→ **TASK INSTRUCTIONS**
What is needed is a single figure: how many lines of the records below contain the word "cosha".

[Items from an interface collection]
————
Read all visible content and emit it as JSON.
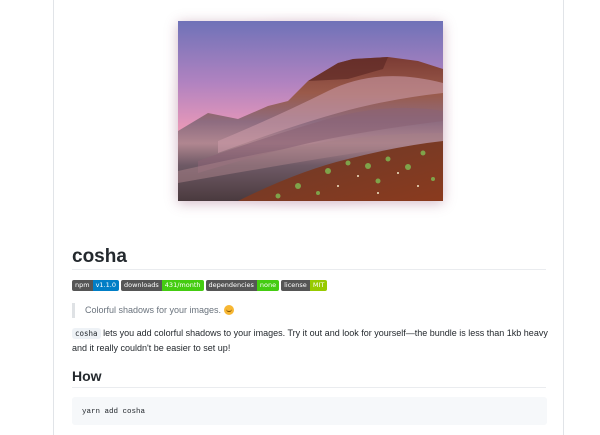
{
  "readme": {
    "title": "cosha",
    "badges": [
      {
        "label": "npm",
        "value": "v1.1.0",
        "color": "#007ec6"
      },
      {
        "label": "downloads",
        "value": "431/month",
        "color": "#4c1"
      },
      {
        "label": "dependencies",
        "value": "none",
        "color": "#4c1"
      },
      {
        "label": "license",
        "value": "MIT",
        "color": "#97ca00"
      }
    ],
    "quote": "Colorful shadows for your images.",
    "quote_emoji": "smiling-face-emoji",
    "intro": {
      "code": "cosha",
      "text": " lets you add colorful shadows to your images. Try it out and look for yourself—the bundle is less than 1kb heavy and it really couldn't be easier to set up!"
    },
    "how_heading": "How",
    "install_command": "yarn add cosha"
  },
  "colors": {
    "text": "#24292e",
    "muted": "#6a737d",
    "border": "#eaecef",
    "code_bg": "#f6f8fa"
  }
}
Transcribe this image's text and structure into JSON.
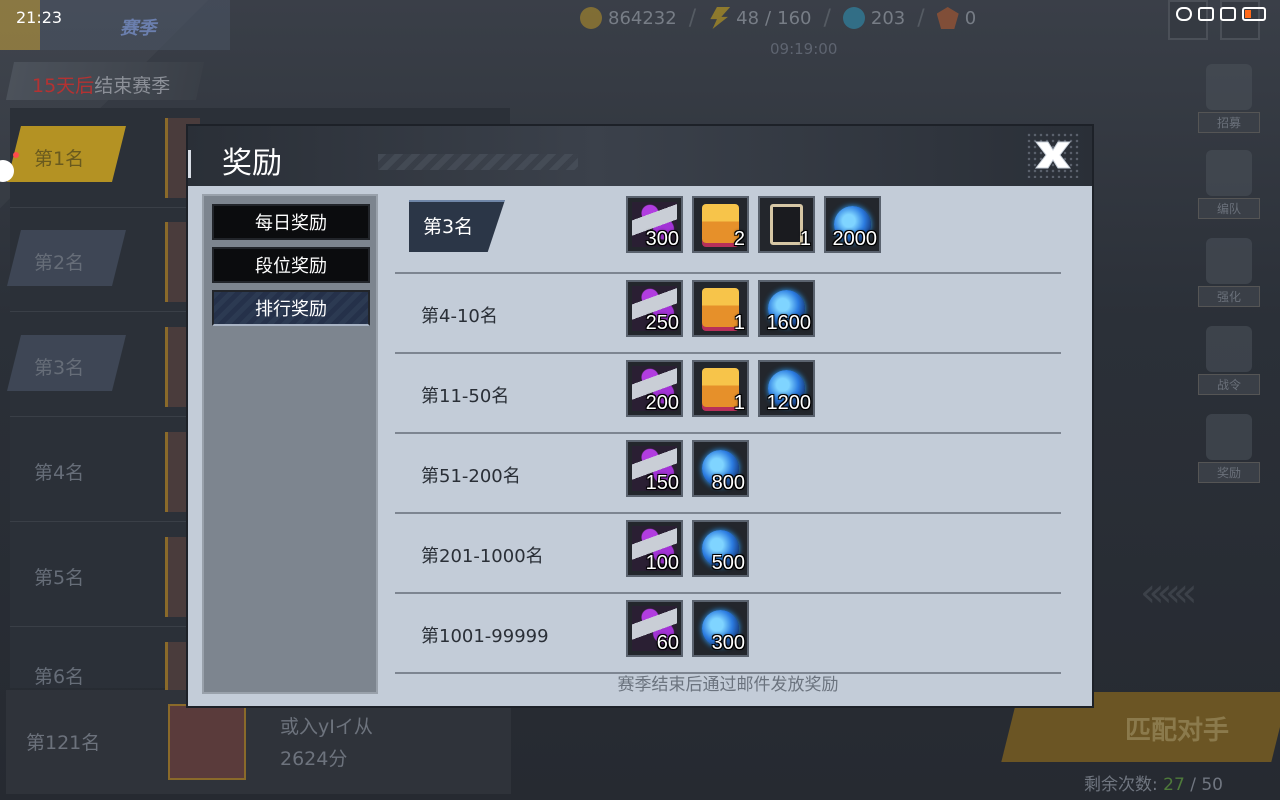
{
  "status_bar": {
    "time": "21:23"
  },
  "header": {
    "season_tab": "赛季",
    "resources": {
      "coins": "864232",
      "energy": "48",
      "energy_max": "160",
      "gems": "203",
      "crystals": "0"
    },
    "timer": "09:19:00"
  },
  "season": {
    "days_left": "15天后",
    "end_text": "结束赛季"
  },
  "rank_list": [
    "第1名",
    "第2名",
    "第3名",
    "第4名",
    "第5名",
    "第6名"
  ],
  "my_rank": {
    "rank": "第121名",
    "name": "或入yIイ从",
    "score": "2624分"
  },
  "side_menu": [
    "招募",
    "编队",
    "强化",
    "战令",
    "奖励"
  ],
  "match": {
    "button": "匹配对手",
    "remaining_label": "剩余次数:",
    "remaining": "27",
    "remaining_sep": "/",
    "remaining_max": "50"
  },
  "modal": {
    "title": "奖励",
    "tabs": [
      "每日奖励",
      "段位奖励",
      "排行奖励"
    ],
    "active_tab": "排行奖励",
    "rows": [
      {
        "rank": "第3名",
        "items": [
          {
            "icon": "shard",
            "count": "300"
          },
          {
            "icon": "chest",
            "count": "2"
          },
          {
            "icon": "frame",
            "count": "1"
          },
          {
            "icon": "orb",
            "count": "2000"
          }
        ]
      },
      {
        "rank": "第4-10名",
        "items": [
          {
            "icon": "shard",
            "count": "250"
          },
          {
            "icon": "chest",
            "count": "1"
          },
          {
            "icon": "orb",
            "count": "1600"
          }
        ]
      },
      {
        "rank": "第11-50名",
        "items": [
          {
            "icon": "shard",
            "count": "200"
          },
          {
            "icon": "chest",
            "count": "1"
          },
          {
            "icon": "orb",
            "count": "1200"
          }
        ]
      },
      {
        "rank": "第51-200名",
        "items": [
          {
            "icon": "shard",
            "count": "150"
          },
          {
            "icon": "orb",
            "count": "800"
          }
        ]
      },
      {
        "rank": "第201-1000名",
        "items": [
          {
            "icon": "shard",
            "count": "100"
          },
          {
            "icon": "orb",
            "count": "500"
          }
        ]
      },
      {
        "rank": "第1001-99999",
        "items": [
          {
            "icon": "shard",
            "count": "60"
          },
          {
            "icon": "orb",
            "count": "300"
          }
        ]
      }
    ],
    "footer": "赛季结束后通过邮件发放奖励"
  },
  "colors": {
    "accent_gold": "#b49223",
    "modal_bg": "#c3ccd8",
    "tab_active": "#2c3a52",
    "remaining_green": "#4e7a3a"
  }
}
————
→ **YOUR SOLUTION**
3